Preparing to be a “good mother” is emphasized in Primary, Young Women’s, and continues as a central thread woven throughout Relief Society lessons and discussions. Unfortunately, it turns out that many of our beliefs about “good mothering” are correlated with poor maternal mental health. When I first read findings from a study published in The Journal of Child and Family Studies that suggest that five specific beliefs about mothering–essentialism, fulfillment, stimulation, challenging, and child-centered–are correlated with poorer mental health among mothers with young children, I thought to myself, “These beliefs align with how we, in America, and in LDS culture define good mothering!”
Sometimes when women have a hard time standing up for themselves, they think it’s because of a personal weakness or deficiency. Nicole and I talked about how this tendency is actually representative of a larger cultural context: for the vast majority of recorded history, women have had their voices silenced, and it is only within the last century that we’ve really been able to reclaim ou

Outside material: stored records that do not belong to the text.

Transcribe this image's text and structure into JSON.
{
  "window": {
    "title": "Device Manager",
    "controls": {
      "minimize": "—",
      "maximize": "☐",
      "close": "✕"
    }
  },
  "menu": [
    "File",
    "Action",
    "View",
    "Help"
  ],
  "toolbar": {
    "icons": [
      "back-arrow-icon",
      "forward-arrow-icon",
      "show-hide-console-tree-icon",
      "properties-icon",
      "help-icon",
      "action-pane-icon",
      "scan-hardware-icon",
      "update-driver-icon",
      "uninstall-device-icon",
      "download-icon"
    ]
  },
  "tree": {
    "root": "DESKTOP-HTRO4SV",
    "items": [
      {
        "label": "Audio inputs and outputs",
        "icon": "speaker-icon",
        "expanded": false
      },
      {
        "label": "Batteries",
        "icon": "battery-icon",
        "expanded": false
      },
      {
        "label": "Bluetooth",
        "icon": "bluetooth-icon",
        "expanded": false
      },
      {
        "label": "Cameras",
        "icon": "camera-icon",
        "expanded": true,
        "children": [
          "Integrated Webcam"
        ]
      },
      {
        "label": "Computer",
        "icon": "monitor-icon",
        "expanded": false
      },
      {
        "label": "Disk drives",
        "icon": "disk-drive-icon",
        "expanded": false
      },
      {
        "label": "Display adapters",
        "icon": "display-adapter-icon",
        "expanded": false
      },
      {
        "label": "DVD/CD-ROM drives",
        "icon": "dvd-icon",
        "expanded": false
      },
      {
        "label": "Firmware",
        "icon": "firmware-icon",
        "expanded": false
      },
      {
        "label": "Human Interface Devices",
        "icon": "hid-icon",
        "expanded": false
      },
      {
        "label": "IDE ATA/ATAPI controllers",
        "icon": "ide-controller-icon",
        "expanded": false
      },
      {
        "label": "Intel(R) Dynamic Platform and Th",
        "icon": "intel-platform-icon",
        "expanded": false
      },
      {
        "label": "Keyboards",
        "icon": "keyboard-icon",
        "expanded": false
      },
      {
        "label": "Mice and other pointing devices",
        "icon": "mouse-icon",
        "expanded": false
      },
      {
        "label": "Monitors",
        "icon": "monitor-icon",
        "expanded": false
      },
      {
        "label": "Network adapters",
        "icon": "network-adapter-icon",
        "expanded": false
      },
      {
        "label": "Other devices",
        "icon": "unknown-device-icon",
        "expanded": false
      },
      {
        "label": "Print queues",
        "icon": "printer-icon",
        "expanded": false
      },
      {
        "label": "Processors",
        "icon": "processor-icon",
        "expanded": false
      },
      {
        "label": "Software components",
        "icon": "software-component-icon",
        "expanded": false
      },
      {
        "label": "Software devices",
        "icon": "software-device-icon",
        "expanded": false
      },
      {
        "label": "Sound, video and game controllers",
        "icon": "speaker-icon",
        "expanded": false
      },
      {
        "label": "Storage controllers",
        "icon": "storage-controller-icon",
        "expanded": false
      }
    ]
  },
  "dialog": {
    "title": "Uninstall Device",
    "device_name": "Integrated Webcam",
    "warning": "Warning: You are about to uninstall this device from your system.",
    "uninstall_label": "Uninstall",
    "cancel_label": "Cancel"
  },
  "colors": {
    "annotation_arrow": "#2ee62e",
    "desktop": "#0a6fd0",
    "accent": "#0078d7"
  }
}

For those of you who follow me on social media, you know how much I love to post articles that invite online discussions. I am usually fairly accurate about predicting which posts will generate a lot of interest and discussion. However, sometimes I am taken by surprise at the intensity of responses to particular posts and articles. That happened a week ago when I posted this link to this Salt Lake Tribune article by Peggy Fletcher Stack on Facebook about a survey and results asking for input about Mormon women’s names and titles. Within in minutes people started reacting and commenting and this flurry went on for several days, and was incredibly passionate. Read for yourself!